The NT intervention was targeted at eliminating child sexual abuse. But extra policing may have only resulted in criminalising driving offenders, writes Dr THALIA ANTHONY*.
NATIONAL: The NT intervention was targeted at eliminating child sexual abuse. But extra policing may have only resulted in criminalising driving offenders, writes Dr THALIA ANTHONY*.
Violent sexual crimes in Aboriginal communities featured in media and government reporting in the lead-up to the Northern Territory Intervention.
Stories of paedophile rings – which were later shown to be fabricated – sought to sensationalise the nature of crime in communities.
It justified the paternalist Northern Territory Emergency Response Act 2007 that undermines Aboriginal rights to land, welfare and governance.
However, when one looks at the Northern Territory Police Annual Reports in the years before and since the Intervention, it is not sexual crimes that have been identified.
Rather, an alarming increase in criminalisation has come from minor driving offenders. If you attend a bush court on any given day, Aboriginal driving offenders are lined up to receive their punishment.
This can range from licence suspension to a prison term depending on the type of driving offence and the number of repeat offences.
This is not a new phenomenon, with driving being a form of Indigenous criminalisation since the introduction of cars to Aboriginal communities. However, the escalation in the criminalisation since the Intervention is unprecedented.
The majority of driving offences do not involve alcohol or lead to any harm.
Rather, they are regulatory offences, such as not holding a driver’s licence, driving an unregistered and/or unroadworthy vehicle.
There are also increasing matters in bush courts involving not wearing a seatbelt, displaying P or L plates and failure of driver to state name and address on request.
Since 2006-2007 when the Australian Federal Police (AFP) were deployed to the Northern Territory and the Intervention legislation was enacted, police annual reports show dramatic increases in driving unlicensed.
In the four years before 2006, driving unlicensed hovered around 3,000 police matters. This figure has steadily risen every year since the Intervention and in 2010 it had more than doubled to 6,312.
A similar trend occurred for vehicle registration and roadworthiness offences, which more than doubled. In the four years before the Intervention registration offences were less than 3,000 and more than doubled to 7,121 in 2010.
By contrast, there has been a slight decrease in police incidents of sexual crimes, which were the raison d’etre of the Intervention.
In the three years before the Intervention on average there were 371 police matters involving sexual assaults or aggravated sexual assaults, since the Intervention there has been an average of 367 sexual offences.
Therefore, despite a mass of federal resources allocated to uncovering and addressing sexual crimes – including the deployment of federal police and taskforces and the involvement of the Australian Crime Commission – this has not translated into police finding more sexual crimes.

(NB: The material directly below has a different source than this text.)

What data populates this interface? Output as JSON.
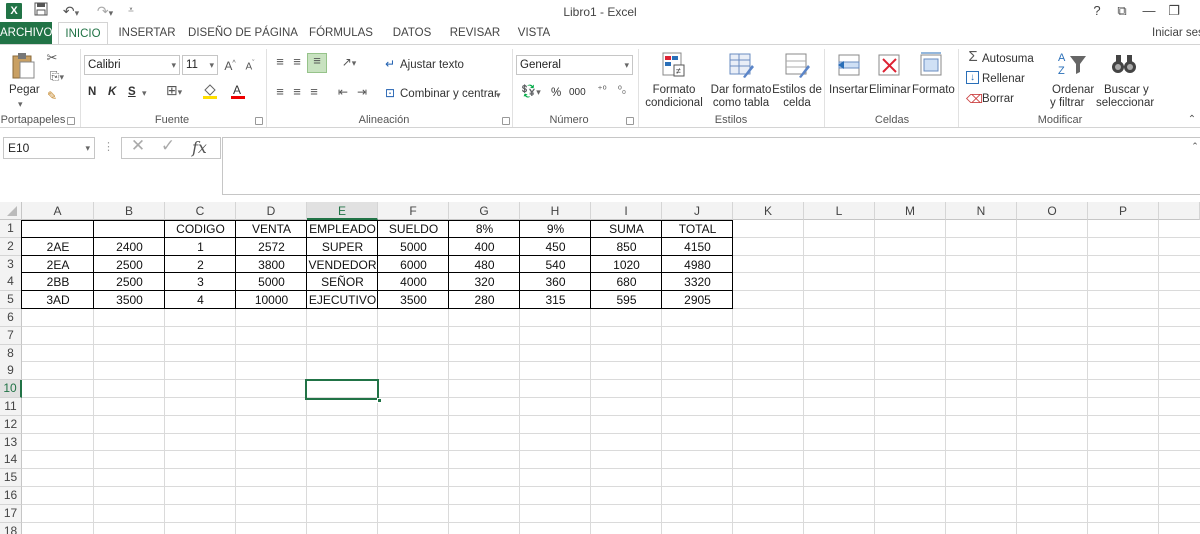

The apparent reason for the rise in the criminalisation of unlawful drivers since the Intervention is the greater number of police in communities. Often a number of driving offences are heard together in courts.

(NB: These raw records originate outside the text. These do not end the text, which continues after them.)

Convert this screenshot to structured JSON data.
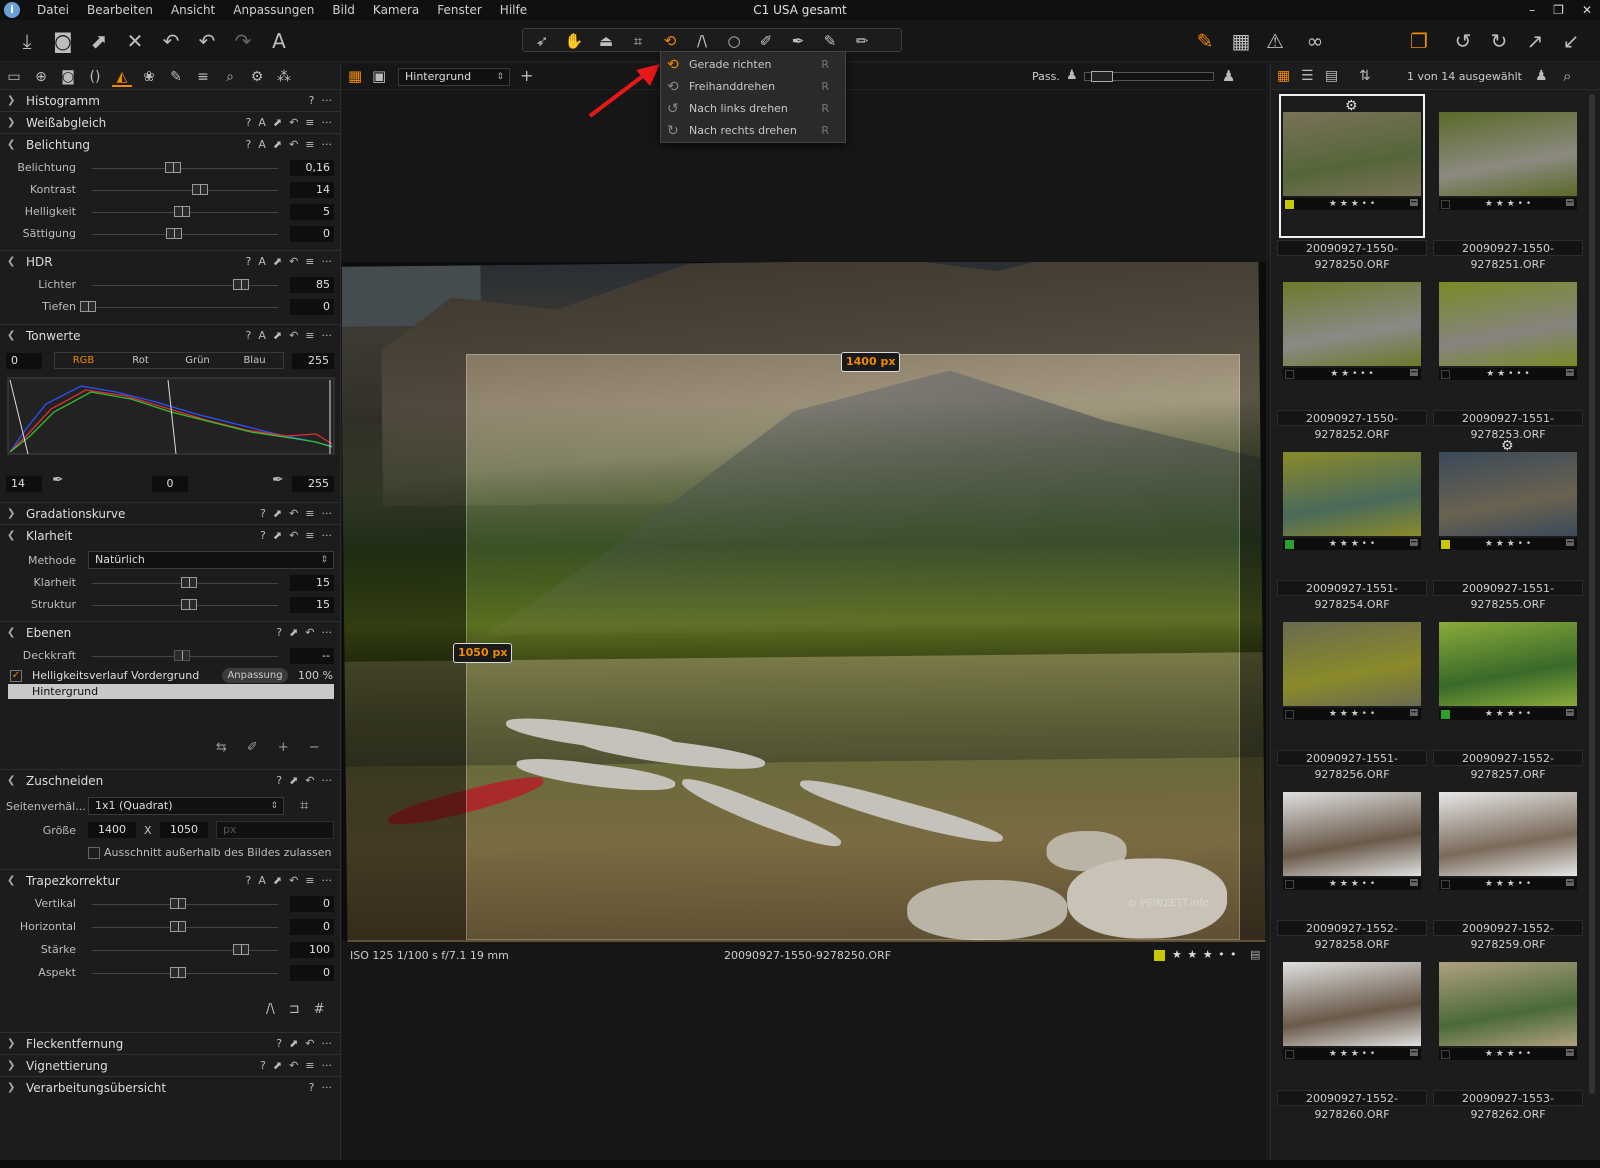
{
  "menubar": {
    "app_icon": "i",
    "items": [
      "Datei",
      "Bearbeiten",
      "Ansicht",
      "Anpassungen",
      "Bild",
      "Kamera",
      "Fenster",
      "Hilfe"
    ],
    "title": "C1 USA gesamt",
    "win_controls": [
      "–",
      "❐",
      "✕"
    ]
  },
  "toolbar": {
    "left_icons": [
      "import-icon",
      "camera-icon",
      "export-icon",
      "delete-icon",
      "undo-all-icon",
      "undo-icon",
      "redo-icon",
      "text-icon"
    ],
    "group_icons": [
      "cursor-tool-icon",
      "pan-tool-icon",
      "loupe-tool-icon",
      "crop-tool-icon",
      "rotate-tool-icon",
      "keystone-tool-icon",
      "spot-tool-icon",
      "brush-tool-icon",
      "picker-tool-icon",
      "eraser-tool-icon",
      "gradient-tool-icon"
    ],
    "right_icons": [
      "edit-icon",
      "grid-icon",
      "warning-icon",
      "glasses-icon",
      "stack-icon",
      "rotate-left-icon",
      "rotate-right-icon",
      "expand-icon",
      "collapse-icon"
    ],
    "accent": "#f08a00"
  },
  "rotate_menu": {
    "items": [
      {
        "label": "Gerade richten",
        "key": "R"
      },
      {
        "label": "Freihanddrehen",
        "key": "R"
      },
      {
        "label": "Nach links drehen",
        "key": "R"
      },
      {
        "label": "Nach rechts drehen",
        "key": "R"
      }
    ]
  },
  "left_panel": {
    "tabs": [
      "library-icon",
      "capture-icon",
      "camera-icon",
      "lens-icon",
      "exposure-icon",
      "color-icon",
      "details-icon",
      "metadata-icon",
      "search-icon",
      "settings-icon",
      "adjustments-icon"
    ],
    "histogramm": {
      "title": "Histogramm"
    },
    "weissabgleich": {
      "title": "Weißabgleich"
    },
    "belichtung": {
      "title": "Belichtung",
      "rows": [
        {
          "label": "Belichtung",
          "value": "0,16",
          "pos": 0.47
        },
        {
          "label": "Kontrast",
          "value": "14",
          "pos": 0.62
        },
        {
          "label": "Helligkeit",
          "value": "5",
          "pos": 0.52
        },
        {
          "label": "Sättigung",
          "value": "0",
          "pos": 0.48
        }
      ]
    },
    "hdr": {
      "title": "HDR",
      "rows": [
        {
          "label": "Lichter",
          "value": "85",
          "pos": 0.85
        },
        {
          "label": "Tiefen",
          "value": "0",
          "pos": 0.0
        }
      ]
    },
    "tonwerte": {
      "title": "Tonwerte",
      "left_val": "0",
      "right_val": "255",
      "channels": [
        "RGB",
        "Rot",
        "Grün",
        "Blau"
      ],
      "bottom_left": "14",
      "bottom_mid": "0",
      "bottom_right": "255"
    },
    "gradationskurve": {
      "title": "Gradationskurve"
    },
    "klarheit": {
      "title": "Klarheit",
      "methode_label": "Methode",
      "methode_value": "Natürlich",
      "rows": [
        {
          "label": "Klarheit",
          "value": "15",
          "pos": 0.56
        },
        {
          "label": "Struktur",
          "value": "15",
          "pos": 0.56
        }
      ]
    },
    "ebenen": {
      "title": "Ebenen",
      "deckkraft_label": "Deckkraft",
      "deckkraft_value": "--",
      "layer1": "Helligkeitsverlauf Vordergrund",
      "layer1_badge": "Anpassung",
      "layer1_pct": "100 %",
      "layer2": "Hintergrund"
    },
    "zuschneiden": {
      "title": "Zuschneiden",
      "ratio_label": "Seitenverhäl...",
      "ratio_value": "1x1 (Quadrat)",
      "size_label": "Größe",
      "w": "1400",
      "x": "X",
      "h": "1050",
      "unit": "px",
      "allow_label": "Ausschnitt außerhalb des Bildes zulassen"
    },
    "trapez": {
      "title": "Trapezkorrektur",
      "rows": [
        {
          "label": "Vertikal",
          "value": "0",
          "pos": 0.5
        },
        {
          "label": "Horizontal",
          "value": "0",
          "pos": 0.5
        },
        {
          "label": "Stärke",
          "value": "100",
          "pos": 0.85
        },
        {
          "label": "Aspekt",
          "value": "0",
          "pos": 0.5
        }
      ]
    },
    "fleckentfernung": {
      "title": "Fleckentfernung"
    },
    "vignettierung": {
      "title": "Vignettierung"
    },
    "verarbeitung": {
      "title": "Verarbeitungsübersicht"
    }
  },
  "viewer": {
    "layer_select": "Hintergrund",
    "pass_label": "Pass.",
    "crop_w_badge": "1400 px",
    "crop_h_badge": "1050 px",
    "status_exif": "ISO 125  1/100 s  f/7.1  19 mm",
    "status_file": "20090927-1550-9278250.ORF",
    "status_stars": "★ ★ ★ • •",
    "watermark": "© PEINZETT.info"
  },
  "browser": {
    "count_label": "1 von 14 ausgewählt",
    "thumbs": [
      {
        "name": "20090927-1550-9278250.ORF",
        "stars": "★ ★ ★ • •",
        "tag": "#c8c800",
        "selected": true,
        "gear": true,
        "c1": "#55663a",
        "c2": "#7a7258"
      },
      {
        "name": "20090927-1550-9278251.ORF",
        "stars": "★ ★ ★ • •",
        "tag": "",
        "selected": false,
        "gear": false,
        "c1": "#8c8a80",
        "c2": "#5a6a28"
      },
      {
        "name": "20090927-1550-9278252.ORF",
        "stars": "★ ★ • • •",
        "tag": "",
        "selected": false,
        "gear": false,
        "c1": "#8a8a86",
        "c2": "#6a7a2a"
      },
      {
        "name": "20090927-1551-9278253.ORF",
        "stars": "★ ★ • • •",
        "tag": "",
        "selected": false,
        "gear": false,
        "c1": "#86847e",
        "c2": "#7a8a26"
      },
      {
        "name": "20090927-1551-9278254.ORF",
        "stars": "★ ★ ★ • •",
        "tag": "#2ca02c",
        "selected": false,
        "gear": false,
        "c1": "#4a6a5a",
        "c2": "#8a8a2a"
      },
      {
        "name": "20090927-1551-9278255.ORF",
        "stars": "★ ★ ★ • •",
        "tag": "#c8c800",
        "selected": false,
        "gear": true,
        "c1": "#6a6250",
        "c2": "#3a4a5a"
      },
      {
        "name": "20090927-1551-9278256.ORF",
        "stars": "★ ★ ★ • •",
        "tag": "",
        "selected": false,
        "gear": false,
        "c1": "#8a8a2a",
        "c2": "#6a6a50"
      },
      {
        "name": "20090927-1552-9278257.ORF",
        "stars": "★ ★ ★ • •",
        "tag": "#2ca02c",
        "selected": false,
        "gear": false,
        "c1": "#3a6a2a",
        "c2": "#8aaa3a"
      },
      {
        "name": "20090927-1552-9278258.ORF",
        "stars": "★ ★ ★ • •",
        "tag": "",
        "selected": false,
        "gear": false,
        "c1": "#6a5a4a",
        "c2": "#e0e0e0"
      },
      {
        "name": "20090927-1552-9278259.ORF",
        "stars": "★ ★ ★ • •",
        "tag": "",
        "selected": false,
        "gear": false,
        "c1": "#7a6a5a",
        "c2": "#e8e8e8"
      },
      {
        "name": "20090927-1552-9278260.ORF",
        "stars": "★ ★ ★ • •",
        "tag": "",
        "selected": false,
        "gear": false,
        "c1": "#6a5a4a",
        "c2": "#e0e0e0"
      },
      {
        "name": "20090927-1553-9278262.ORF",
        "stars": "★ ★ ★ • •",
        "tag": "",
        "selected": false,
        "gear": false,
        "c1": "#4a6a3a",
        "c2": "#b0a080"
      }
    ]
  }
}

The common trifecta is driving unlicensed, driving unregistered and driving with an unroadworthy vehicle. When several driving offences are prosecuted and it is a repeat offence, there is a strong possibility that the offender will face prison.
There is no evidence that the increased criminalisation of driving offenders has improved road safety, with Northern Territory road fatalities averaging around 50 deaths per year before and since the Intervention.
This is arguably because the cause of unlawful driving in communities is structural and socio-economic.
There are inadequate licensing services and facilities in communities; a lack of public transport, and disreputable dealers sell unroadworthy vehicles.
Furthermore, the inability to pay fines results in driver licence cancellation – entrenching the criminal cycle.
The Northern Territory Aboriginal Justice Agency has also pointed out that since the Intervention there has been a change in policing. Previously police used their discretion in relation to unlicensed or unregistered driving on Aboriginal land on communities.
The head of Taskforce Themis, which was responsible for the establishment of 18 new police stations in Indigenous communities, expressed a zero tolerance approach to minor driving offences.
While an epidemic of sexual crimes has not been uncovered in the Northern Territory since the Intervention, the law and order approach has blown up other areas of crime that are easy to prosecute.
Minor driving offenders have been caught up in the punitive malaise in Aboriginal communities, with little consequence for safety.
*Dr Thalia Anthony is a senior lecturer in law at the University of Technology, Sydney. She specialises in reparations and Aboriginal rights, especially in the criminal justice system.